On friday I will be 6 weeks post MM. I had lipo, regular BA and TT with muscle repair. I am curious on the general timelines in regards to being able to get back to my normal workout routine which includes pull ups/crunches and inverted sit ups. Otherwise "vigorous" activities. I didn't get an exact day from PS & I would never want to injure my body. I see some getting green light at 6 weeks, but I tried to do one pull up and it was way too painful. Just curious on the general timeline?

Doctor Answers (5)

Mommy Makeover Recovery

+2

I generally clear my mommy makeover patients to start resuming activity as tolerated 5-6 weeks after surgery.  I encourage my patients to *gradually* resume exercise routines at week 6 postop.  The key word here is gradually.  But please talk to your PS to get his/her specific recommendations.  


Houston Plastic Surgeon
4.5 out of 5 stars 128 reviews

Mommy Makeover and Vigorous Activity

+2

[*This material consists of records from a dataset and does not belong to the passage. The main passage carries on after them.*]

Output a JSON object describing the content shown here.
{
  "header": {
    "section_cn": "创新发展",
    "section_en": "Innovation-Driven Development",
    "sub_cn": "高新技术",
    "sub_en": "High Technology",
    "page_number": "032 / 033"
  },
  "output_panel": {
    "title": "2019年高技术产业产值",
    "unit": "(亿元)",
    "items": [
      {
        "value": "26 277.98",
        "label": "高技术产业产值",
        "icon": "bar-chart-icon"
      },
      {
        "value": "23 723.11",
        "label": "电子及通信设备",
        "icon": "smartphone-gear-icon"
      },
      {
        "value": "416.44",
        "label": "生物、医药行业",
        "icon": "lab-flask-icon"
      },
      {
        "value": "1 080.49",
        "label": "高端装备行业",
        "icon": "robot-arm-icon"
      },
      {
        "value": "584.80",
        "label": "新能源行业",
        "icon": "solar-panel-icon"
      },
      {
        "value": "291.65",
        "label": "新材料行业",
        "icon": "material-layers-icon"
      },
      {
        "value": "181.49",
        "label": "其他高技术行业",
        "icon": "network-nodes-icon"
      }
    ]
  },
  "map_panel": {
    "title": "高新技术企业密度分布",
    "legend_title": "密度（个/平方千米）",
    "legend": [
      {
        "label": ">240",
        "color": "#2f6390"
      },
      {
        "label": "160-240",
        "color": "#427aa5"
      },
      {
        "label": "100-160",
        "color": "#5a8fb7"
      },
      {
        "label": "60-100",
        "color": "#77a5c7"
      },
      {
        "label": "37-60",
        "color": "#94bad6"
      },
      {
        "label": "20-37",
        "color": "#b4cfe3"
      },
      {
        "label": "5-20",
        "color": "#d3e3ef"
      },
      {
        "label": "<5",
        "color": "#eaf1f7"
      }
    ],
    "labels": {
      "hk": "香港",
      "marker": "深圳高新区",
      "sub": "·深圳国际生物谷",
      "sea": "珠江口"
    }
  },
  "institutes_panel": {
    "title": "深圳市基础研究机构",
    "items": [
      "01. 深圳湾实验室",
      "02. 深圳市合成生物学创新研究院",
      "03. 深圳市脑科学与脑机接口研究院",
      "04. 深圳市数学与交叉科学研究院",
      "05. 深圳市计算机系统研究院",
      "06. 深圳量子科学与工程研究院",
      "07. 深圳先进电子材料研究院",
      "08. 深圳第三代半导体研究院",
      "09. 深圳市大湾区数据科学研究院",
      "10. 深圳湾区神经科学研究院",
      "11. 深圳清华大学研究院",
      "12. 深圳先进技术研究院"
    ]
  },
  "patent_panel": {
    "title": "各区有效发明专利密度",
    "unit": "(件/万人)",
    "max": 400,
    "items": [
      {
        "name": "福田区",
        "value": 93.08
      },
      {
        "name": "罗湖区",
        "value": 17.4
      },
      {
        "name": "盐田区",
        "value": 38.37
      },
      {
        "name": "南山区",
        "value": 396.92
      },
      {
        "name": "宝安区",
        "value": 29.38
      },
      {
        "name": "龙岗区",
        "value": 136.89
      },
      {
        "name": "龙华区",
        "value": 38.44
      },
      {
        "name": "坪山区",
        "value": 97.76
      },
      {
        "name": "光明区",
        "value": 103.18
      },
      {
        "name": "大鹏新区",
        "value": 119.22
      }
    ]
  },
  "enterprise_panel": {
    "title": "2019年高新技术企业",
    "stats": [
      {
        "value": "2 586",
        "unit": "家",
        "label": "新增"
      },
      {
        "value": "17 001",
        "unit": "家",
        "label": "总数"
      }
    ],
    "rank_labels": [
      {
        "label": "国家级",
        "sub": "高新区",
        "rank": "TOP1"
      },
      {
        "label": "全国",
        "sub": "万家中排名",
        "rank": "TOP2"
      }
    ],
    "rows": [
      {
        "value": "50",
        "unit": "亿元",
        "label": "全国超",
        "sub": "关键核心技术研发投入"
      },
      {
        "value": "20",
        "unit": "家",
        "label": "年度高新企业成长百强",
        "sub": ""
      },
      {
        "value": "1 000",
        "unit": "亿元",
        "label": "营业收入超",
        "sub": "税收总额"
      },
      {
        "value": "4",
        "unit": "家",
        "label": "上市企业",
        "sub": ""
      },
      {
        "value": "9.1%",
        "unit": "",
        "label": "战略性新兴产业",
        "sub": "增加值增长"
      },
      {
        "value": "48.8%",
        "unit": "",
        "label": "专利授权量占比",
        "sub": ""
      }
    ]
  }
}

Congrats on your Mommy Makeover!  For my patients, I typically let them return to most activity by 2-3 weeks. For "vigorous activity" including core work, pull ups and sit ups, I prefer to have my patients wait 8 weeks to 3 months. This is mainly to be sure the midline tightening (rectus fascia plication) has healed and scarred in appropriately and the breast pocket is stable so the impant will not displace.  Every surgeon is different though, so I would encourage you to discuss this with your surgeon. Also, it is not uncommon to be weak and/or have pain upon returning to activity.  Take it slow and Good Luck. 

Michael Burgdorf, MD
Nashville Plastic Surgeon
5.0 out of 5 stars 24 reviews

I Had a Mommy Makeover 6 Weeks Ago. I Am Curious As to when I Can Get Back to Doing Pull Ups and Other Vigorous Activities? li

+1

Your plastic surgeon will be your best resource when it comes to determining the return to specific activities after the specific procedures performed. He/she will know exactly how you are progressing and whether or not you have experienced any complications. Remember, that he/she is ultimately responsible for your care.

Having said that, I ask my tummy tuck patients to start walking ASAP after surgery but refrain from any heavy-lifting or strenuous exercise for 6-8 weeks to prevent complications and ensure proper healing. It may be 4-6 months before you reach your full energy and strength levels. Best to “go slow” and listen to your body as you gradually increase or activity level. Best wishes.

Tom J. Pousti, MD, FACS
San Diego Plastic Surgeon
5.0 out of 5 stars 794 reviews

When to resume full activities after mommy makeover

+1

I usually let my patients to resume their full activity after 6 weeks.  However, you should proceed with activities as tolerated by your body.  Because you have been relatively inactive for the past 6 weeks, returning to full activity will give you some discomfort.  You should ease in and build up to your previous level of activity.  Also, talk with your plastic surgeon in regards to the timeline; each plastic surgeon has different timeline/recommendation on postoperative care and limitations.

Sugene Kim, MD, FACS
Houston Plastic Surgeon
4.5 out of 5 stars 40 reviews

Recovery Timeline after Mommy Makeover

+1

I think at 6 weeks you have the green light to resume normal physical activity.   The green light does not necessarily mean you will be able to do it without pain and soreness. 

Remember your body has been deconditioned from surgery, and like pregnancy, will take time to recover once the "green light" is given.

Be patient and listen to your body.   As you feel more comfortable, advance your activity level at your pace.


I wish you all the best!!

Paul S. Gill, MD
Houston Plastic Surgeon
5.0 out of 5 stars 42 reviews

These answers are for educational purposes and should not be relied upon as a substitute for medical advice you may receive from your physician. If you have a medical emergency, please call 911. These answers do not constitute or initiate a patient/doctor relationship.